CRM1040_Gul-f1.jpg

Figure 1: A: Postimplantation chest X-ray showing localization of the leads. B: In-office chest X-ray showing the SVC coil looped in the RA. SVC: superior vena cava; RA: right atrium; RV: right ventricle.

CRM1040_Gul-f2.jpg

Figure 2: Multiple views of fluoroscopic images confirming localization of the SVC coil. A: Anteroposterior view. B: Left anterior oblique view. C: Right anterior oblique view.

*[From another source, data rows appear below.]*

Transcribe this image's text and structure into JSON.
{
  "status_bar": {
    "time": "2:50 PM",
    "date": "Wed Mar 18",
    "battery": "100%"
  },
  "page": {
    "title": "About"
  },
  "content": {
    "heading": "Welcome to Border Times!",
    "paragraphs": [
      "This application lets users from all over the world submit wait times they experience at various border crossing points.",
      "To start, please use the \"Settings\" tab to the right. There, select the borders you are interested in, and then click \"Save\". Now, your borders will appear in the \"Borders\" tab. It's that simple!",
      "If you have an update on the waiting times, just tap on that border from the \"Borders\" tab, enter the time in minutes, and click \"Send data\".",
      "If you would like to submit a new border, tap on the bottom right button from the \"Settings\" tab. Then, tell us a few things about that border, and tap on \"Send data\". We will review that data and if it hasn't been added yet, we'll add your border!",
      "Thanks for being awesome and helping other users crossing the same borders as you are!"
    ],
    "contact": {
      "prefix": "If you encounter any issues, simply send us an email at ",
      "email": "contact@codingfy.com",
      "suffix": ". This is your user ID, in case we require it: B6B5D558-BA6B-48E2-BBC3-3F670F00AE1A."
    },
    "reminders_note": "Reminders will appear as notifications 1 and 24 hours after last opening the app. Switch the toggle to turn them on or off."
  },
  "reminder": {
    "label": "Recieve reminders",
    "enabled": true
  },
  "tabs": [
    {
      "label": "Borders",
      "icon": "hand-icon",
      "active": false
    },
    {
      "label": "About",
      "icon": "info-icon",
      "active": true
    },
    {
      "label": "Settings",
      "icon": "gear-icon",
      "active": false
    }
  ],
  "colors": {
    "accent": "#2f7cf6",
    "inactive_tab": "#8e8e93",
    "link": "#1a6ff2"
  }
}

In this case, we speculate that the right ventricular (RV) lead migrated towards the RA and RV. It is possible that tricuspid valve movement could have advanced the free-floating SVC coil and, consequently, the RV lead. Failed shock deliveries could be explained with a lack of appropriate shock vectors because of the SVC coil being looped in the RA. After disabling the SVC coil, this issue was resolved. This case highlights the importance of localization of the SVC coil when a dual-coil lead is implanted and shows harm from dual-coil ICD lead implantation. Implantation of single-coil leads should be encouraged in order to prevent such complications and facilitate lead extraction.